Initially the event went as planned, with speeches from the various candidates, the unresolved Brexit issue being the main talking point. One activist from the mob outside came in and interrupted the event, but was removed by security amid much booing and derision from the audience. The mood of the event was mostly jovial, exemplified by the Official Monster Raving Loony Party’s candidate Howling Laud Hope’s double entendre about ‘ballot box[es]’ and Kurten’s joke about a white activist calling him racist. The sentiment was one of having beaten the lot outside.
However, like the previous sentiment about treating the group outside as a joke, this swiftly faded. An organiser announced that the event was to be shut down after warnings from the police about the mob outside causing more mayhem if it were to continue.
We all went outside, staring the officers and the demonstrators in the face. The pervading sense was that the sinister forces had won – the irony being of course that the candidate who had drawn their ire didn’t attend. She had been warned against it by police.
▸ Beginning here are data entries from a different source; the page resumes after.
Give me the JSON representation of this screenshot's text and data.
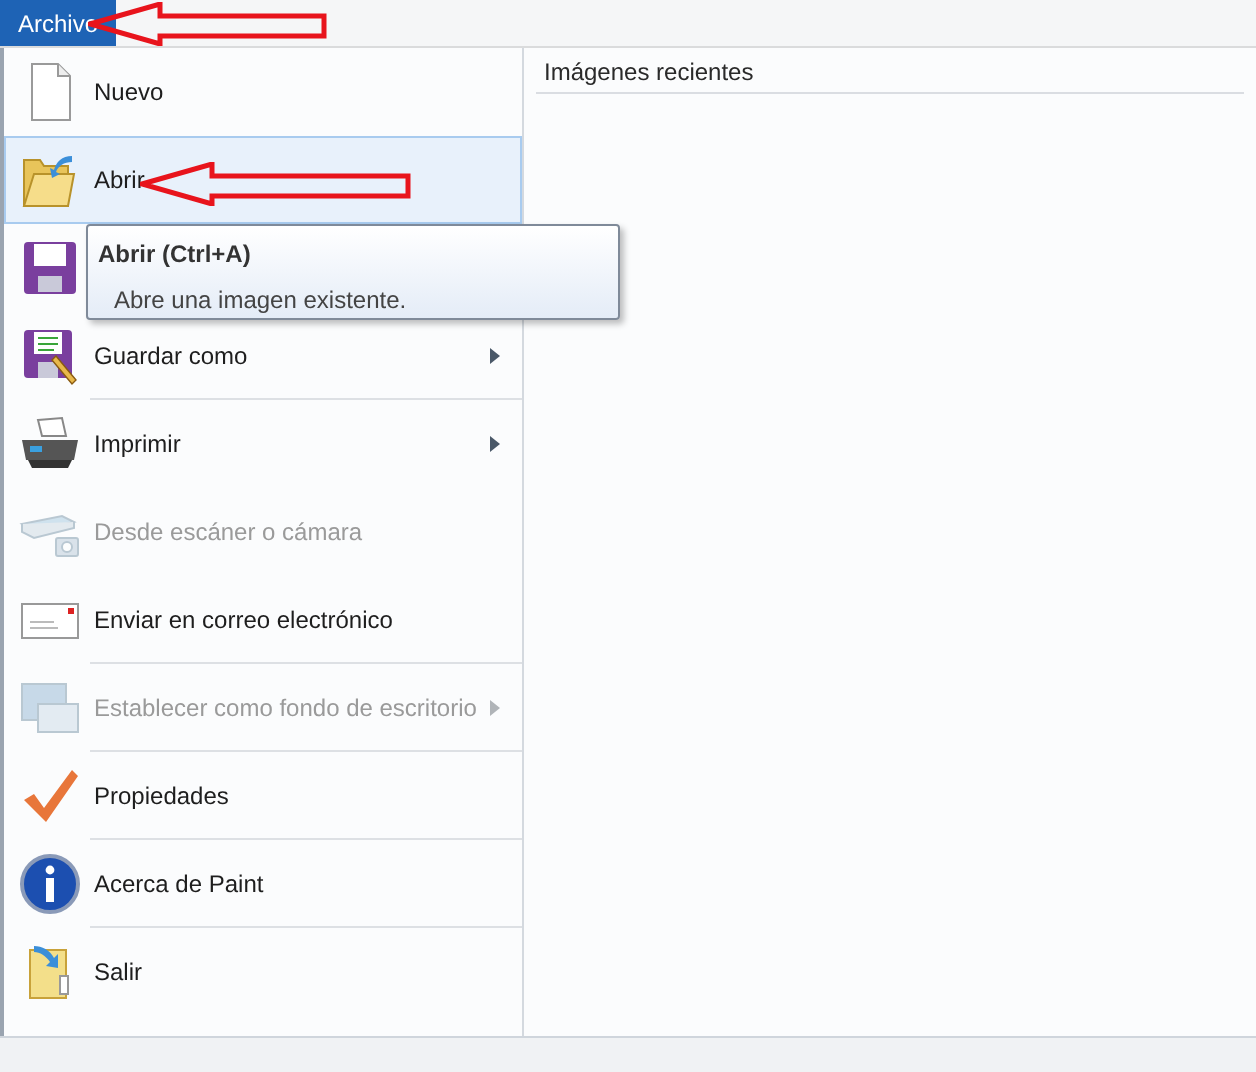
{
  "menu_tab": {
    "label": "Archivo",
    "selected": true
  },
  "menu_items": [
    {
      "kind": "new",
      "label": "Nuevo",
      "disabled": false,
      "highlighted": false,
      "submenu": false,
      "divider_after": false
    },
    {
      "kind": "open",
      "label": "Abrir",
      "disabled": false,
      "highlighted": true,
      "submenu": false,
      "divider_after": false
    },
    {
      "kind": "save",
      "disabled": false,
      "highlighted": false
    },
    {
      "kind": "save_as",
      "label": "Guardar como",
      "disabled": false,
      "highlighted": false,
      "submenu": true,
      "divider_after": true
    },
    {
      "kind": "print",
      "label": "Imprimir",
      "disabled": false,
      "highlighted": false,
      "submenu": true,
      "divider_after": false
    },
    {
      "kind": "scanner",
      "label": "Desde escáner o cámara",
      "disabled": true,
      "highlighted": false,
      "submenu": false,
      "divider_after": false
    },
    {
      "kind": "email",
      "label": "Enviar en correo electrónico",
      "disabled": false,
      "highlighted": false,
      "submenu": false,
      "divider_after": true
    },
    {
      "kind": "wallpaper",
      "label": "Establecer como fondo de escritorio",
      "disabled": true,
      "highlighted": false,
      "submenu": true,
      "divider_after": true
    },
    {
      "kind": "properties",
      "label": "Propiedades",
      "disabled": false,
      "highlighted": false,
      "submenu": false,
      "divider_after": true
    },
    {
      "kind": "about",
      "label": "Acerca de Paint",
      "disabled": false,
      "highlighted": false,
      "submenu": false,
      "divider_after": true
    },
    {
      "kind": "exit",
      "label": "Salir",
      "disabled": false,
      "highlighted": false,
      "submenu": false,
      "divider_after": false
    }
  ],
  "tooltip": {
    "title": "Abrir (Ctrl+A)",
    "description": "Abre una imagen existente."
  },
  "recent_panel": {
    "title": "Imágenes recientes"
  }
}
There was some salvation, with the hustings continuing in an ad hoc way in a nearby pub. I and many others felt so defeated that going home was the best option – and even then we weren’t fully safe. One activist, someone I’d previously clashed with, followed me to the railway station. He yelled ‘Oi’ and took pictures of me, cackling as he did so. His anger and vitriol left me spooked.
In short, the far left had undermined and closed down a democratic event because of a speaker they didn’t like. In a serious society, that should have caused nationwide uproar, investigations into the conduct of the police and a possible proscription of the organisations involved. Instead, the most shocking matter for me was the total silence by polite society, which in this case was more deafening than that the screaming and screeching of the angry mob. The mainstream media made no mention of the event, leaving it to alternative and local sources. Only the Daily Express gave it any mainstream view, albeit after the fact. If the roles had been reversed politically speaking, we know what the reaction would be.
What that day in Lewisham showed was not only that far-left activism on the rise and effective, but that it had the backing of the establishment. Provided that such activism and violence supports the elite status quo and narrative, and targets dissidents, it is perfectly acceptable to those with power. The most recent example of this came in the Shawcross review on the Prevent strategy, which highlighted the body’s sympathy with groups such as Antifa.
If there’s anything positive we can take on the anniversary of this event, it is that such events haven’t been repeated much in the years since, and many of those attending have had their political will to do what’s right strengthened. Take it from me.
Britain can be made great again, but only when the serious issues facing it are tackled in a worthy manner. And the current Tory infighting simply isn’t going to cut the mustard.